The Trade Related Aspects of Intellectual Property Rights (TRIPS) Article 22 says that Governments should ensure that labelling of products does not 'mislead or deceive' the public. And the Europeans are concerned that the public associate terms like champagne, feta cheese, parma ham, with the location of production. They claim that producers from other locations are confusing consumers and unfairly making profits from the reputations developed in EU countries. As such they want the EU locations to be given special status under TRIPS of 'geographical indicators'. These GIs would be a form of monopoly rights. In contrast to all other forms of IP, patents, copyright, trademarks, they would be protected in perpetuity.


But the reality is that these names are an accident of history, and the Australian delegation calls the EU arrogant and promoting 'cultural imperialism'.


The Europeans claim that the Doha mandate (from the WTO meeting in November 2001) opened the door to allow GIs into today's discussion. This is a position strenuously denied by many 'new world' producers, led by the US and Australia.

The EU Trade Representative, Pascal Lamy, is pushing a line that has taken hold in Europe. The European Court of Justice recently ruled that domestic Italian makers of parma ham and grana padano cheese had exclusive rights to use the name. The Australian delegation is 'surprised that governments in Europe tolerate what appears to be anti-competitive behavior to protect agricultural producers at the expense of consumers'. But nevertheless, the protectionists in the EU continue to predominate and their acolytes in the rest of the world love the GI idea. Recently the Brazilian Ambassador suggested that a country name in conjunction with a product should be considered a GI (Brazil nuts, thai rice, Colombian coffee etc.).


This farce has to stop. The EU wants a burdensome international register of GIs, to increase the protection of GIs and foist the system on all members of the WTO. In all other systems of IP protection, it is the responsibility of the right owner to protect their rights. But under the system of notification and registration, which European members propose, the costs would be borne by governments. It would be governments that would have the responsibility of challenging or supporting claims for protection and governments which would be forced to implement new legislation. By legislating to give regional agricultural producers monopoly rights, the EU is providing a new form of subsidy, at a time when it is allegedly removing some of its more direct subsidies.


Even if the Doha mandate had opened up the debate on GIs, the costs of GIs are not worth the benefit to the producer interests. The results of allowing them in Europe are already becoming obvious. The recent EU announcements that English words associated with port, such as 'tawny', 'vintage' and 'ruby' must be limited to EU, primarily Portuguese, is just the latest farcical attempt to protect words that have numerous meanings. This builds on the nine year fight within the EU over whether 'feta' cheese was a generic term. Feta is currently listed as a Greek GI and the Danes are seeking to overturn the decision.


Say for a moment that the town of Evian was a GI, which would mean that people in the town could produce bottled water with the name Evian.

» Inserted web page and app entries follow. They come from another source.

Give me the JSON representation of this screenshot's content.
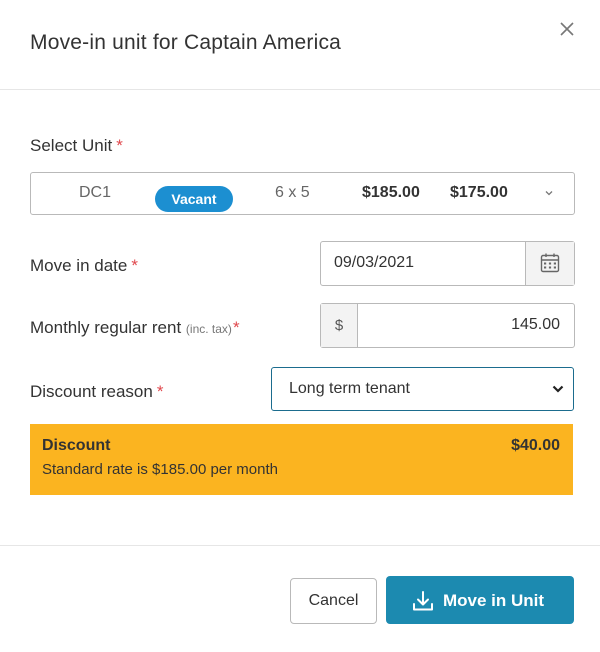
{
  "dialog": {
    "title": "Move-in unit for Captain America",
    "close_icon": "close-icon"
  },
  "unit": {
    "label": "Select Unit",
    "required": "*",
    "code": "DC1",
    "status": "Vacant",
    "size": "6 x 5",
    "price_standard": "$185.00",
    "price_offer": "$175.00",
    "dropdown_icon": "chevron-down-icon"
  },
  "move_in": {
    "label": "Move in date",
    "required": "*",
    "value": "09/03/2021",
    "icon": "calendar-icon"
  },
  "rent": {
    "label": "Monthly regular rent",
    "label_note": "(inc. tax)",
    "required": "*",
    "prefix": "$",
    "value": "145.00"
  },
  "discount": {
    "label": "Discount reason",
    "required": "*",
    "selected": "Long term tenant",
    "dropdown_icon": "chevron-down-icon"
  },
  "banner": {
    "title": "Discount",
    "amount": "$40.00",
    "subtitle": "Standard rate is $185.00 per month",
    "color": "#fbb420"
  },
  "footer": {
    "cancel_label": "Cancel",
    "primary_label": "Move in Unit",
    "primary_icon": "download-icon",
    "primary_color": "#1c8ab0"
  }
}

This would revoke the trademark that the producer of Evian water currently has, which is time-limited, valuable and well protected because of its value. Wilful destruction of trademarks could lead to massive compensation claims and provide absolutely no benefit.


Mind you the new world is not always helping. The Canadians trademarked Parma Ham, obviously upsetting Parma producers in Italy. This needs to stop. Fortunately there are examples of GIs being refused in both EU and Canada, such as the cheese names of camembert, tome, brie, emmenthal and gouda. Simply put, all GIs should be scrubbed. If a French wine grower moves to America, makes champagne and passes it off as French, then he deserves to be censored and fined. But calling his product champagne, when it is produced in an identical way to the way he would produce it in France, should be allowed. Let us hope that Lamy's last-minute push for GIs will fail. The EU has made so few agriculture concessions that their overly-protected producers do not deserve GIs.


TCS Daily Archives